Your objective: Say how many lines in this listing include the word "category", with no other words in the reply.
** Given entries follows **
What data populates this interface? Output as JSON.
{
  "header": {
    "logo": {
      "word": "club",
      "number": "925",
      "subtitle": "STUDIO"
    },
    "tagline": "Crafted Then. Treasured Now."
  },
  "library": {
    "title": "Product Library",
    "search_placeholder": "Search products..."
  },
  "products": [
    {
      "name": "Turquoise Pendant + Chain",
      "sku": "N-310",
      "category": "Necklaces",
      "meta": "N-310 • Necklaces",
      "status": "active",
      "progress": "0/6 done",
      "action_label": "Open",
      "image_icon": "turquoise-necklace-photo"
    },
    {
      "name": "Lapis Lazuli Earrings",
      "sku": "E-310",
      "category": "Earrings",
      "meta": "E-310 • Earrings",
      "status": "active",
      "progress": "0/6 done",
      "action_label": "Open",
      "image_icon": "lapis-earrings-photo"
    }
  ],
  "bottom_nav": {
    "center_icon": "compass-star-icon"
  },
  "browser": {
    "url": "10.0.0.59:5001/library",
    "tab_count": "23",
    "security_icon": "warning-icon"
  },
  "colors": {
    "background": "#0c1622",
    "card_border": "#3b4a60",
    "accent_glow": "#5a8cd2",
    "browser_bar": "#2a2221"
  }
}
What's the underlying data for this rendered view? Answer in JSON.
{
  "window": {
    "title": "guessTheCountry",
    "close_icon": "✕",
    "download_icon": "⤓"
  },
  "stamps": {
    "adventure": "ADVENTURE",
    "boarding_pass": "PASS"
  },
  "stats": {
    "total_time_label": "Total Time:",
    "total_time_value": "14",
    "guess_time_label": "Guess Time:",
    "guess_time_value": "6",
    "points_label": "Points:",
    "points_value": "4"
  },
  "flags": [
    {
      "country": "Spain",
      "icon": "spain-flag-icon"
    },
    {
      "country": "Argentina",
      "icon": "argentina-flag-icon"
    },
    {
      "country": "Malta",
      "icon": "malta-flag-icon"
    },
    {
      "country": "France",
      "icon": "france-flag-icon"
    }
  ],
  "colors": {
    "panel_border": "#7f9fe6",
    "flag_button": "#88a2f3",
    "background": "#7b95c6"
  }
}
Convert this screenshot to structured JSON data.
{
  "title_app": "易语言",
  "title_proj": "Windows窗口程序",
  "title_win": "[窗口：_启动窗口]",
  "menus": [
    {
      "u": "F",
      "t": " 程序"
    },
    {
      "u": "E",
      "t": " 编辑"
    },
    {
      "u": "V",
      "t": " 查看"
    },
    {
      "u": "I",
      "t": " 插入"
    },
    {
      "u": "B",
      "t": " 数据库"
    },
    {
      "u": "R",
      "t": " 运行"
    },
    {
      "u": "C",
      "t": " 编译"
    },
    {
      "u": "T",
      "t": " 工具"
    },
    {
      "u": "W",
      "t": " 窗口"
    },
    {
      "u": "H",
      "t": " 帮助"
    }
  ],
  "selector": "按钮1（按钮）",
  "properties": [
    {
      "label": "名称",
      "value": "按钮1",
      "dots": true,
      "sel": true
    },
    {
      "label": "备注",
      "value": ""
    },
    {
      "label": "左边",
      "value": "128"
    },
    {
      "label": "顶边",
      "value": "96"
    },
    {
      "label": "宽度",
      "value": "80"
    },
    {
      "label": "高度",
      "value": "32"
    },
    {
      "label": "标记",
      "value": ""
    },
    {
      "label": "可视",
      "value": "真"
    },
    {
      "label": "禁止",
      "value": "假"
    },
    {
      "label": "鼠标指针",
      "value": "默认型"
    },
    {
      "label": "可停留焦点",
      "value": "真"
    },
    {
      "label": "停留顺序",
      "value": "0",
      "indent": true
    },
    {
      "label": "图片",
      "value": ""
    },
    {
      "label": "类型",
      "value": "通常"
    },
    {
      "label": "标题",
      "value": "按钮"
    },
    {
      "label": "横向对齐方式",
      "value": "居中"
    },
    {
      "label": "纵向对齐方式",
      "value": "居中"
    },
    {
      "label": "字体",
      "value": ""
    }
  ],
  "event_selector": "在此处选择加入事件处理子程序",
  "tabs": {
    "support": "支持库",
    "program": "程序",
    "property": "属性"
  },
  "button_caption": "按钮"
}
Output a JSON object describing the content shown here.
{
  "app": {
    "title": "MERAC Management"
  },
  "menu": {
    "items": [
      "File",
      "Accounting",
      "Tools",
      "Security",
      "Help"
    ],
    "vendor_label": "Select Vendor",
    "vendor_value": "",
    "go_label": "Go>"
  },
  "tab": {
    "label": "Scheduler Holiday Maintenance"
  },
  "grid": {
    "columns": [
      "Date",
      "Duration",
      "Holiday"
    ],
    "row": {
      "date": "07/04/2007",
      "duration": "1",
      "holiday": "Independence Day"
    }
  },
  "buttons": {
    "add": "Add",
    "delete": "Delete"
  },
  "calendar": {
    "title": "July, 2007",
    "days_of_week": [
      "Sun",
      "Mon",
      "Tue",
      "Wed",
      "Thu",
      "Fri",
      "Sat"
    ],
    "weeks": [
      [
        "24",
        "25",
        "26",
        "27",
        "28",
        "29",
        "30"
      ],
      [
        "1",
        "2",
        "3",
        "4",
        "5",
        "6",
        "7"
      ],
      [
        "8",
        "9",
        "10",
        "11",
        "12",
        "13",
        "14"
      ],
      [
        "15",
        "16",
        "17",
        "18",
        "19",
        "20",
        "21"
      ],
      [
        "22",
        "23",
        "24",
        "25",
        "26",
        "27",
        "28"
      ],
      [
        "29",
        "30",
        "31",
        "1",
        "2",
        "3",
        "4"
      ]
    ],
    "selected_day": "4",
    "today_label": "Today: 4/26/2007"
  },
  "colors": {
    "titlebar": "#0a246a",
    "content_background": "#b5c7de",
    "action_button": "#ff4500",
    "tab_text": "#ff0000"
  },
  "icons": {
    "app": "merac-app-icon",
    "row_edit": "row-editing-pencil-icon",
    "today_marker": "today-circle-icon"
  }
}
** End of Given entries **
Response area: 2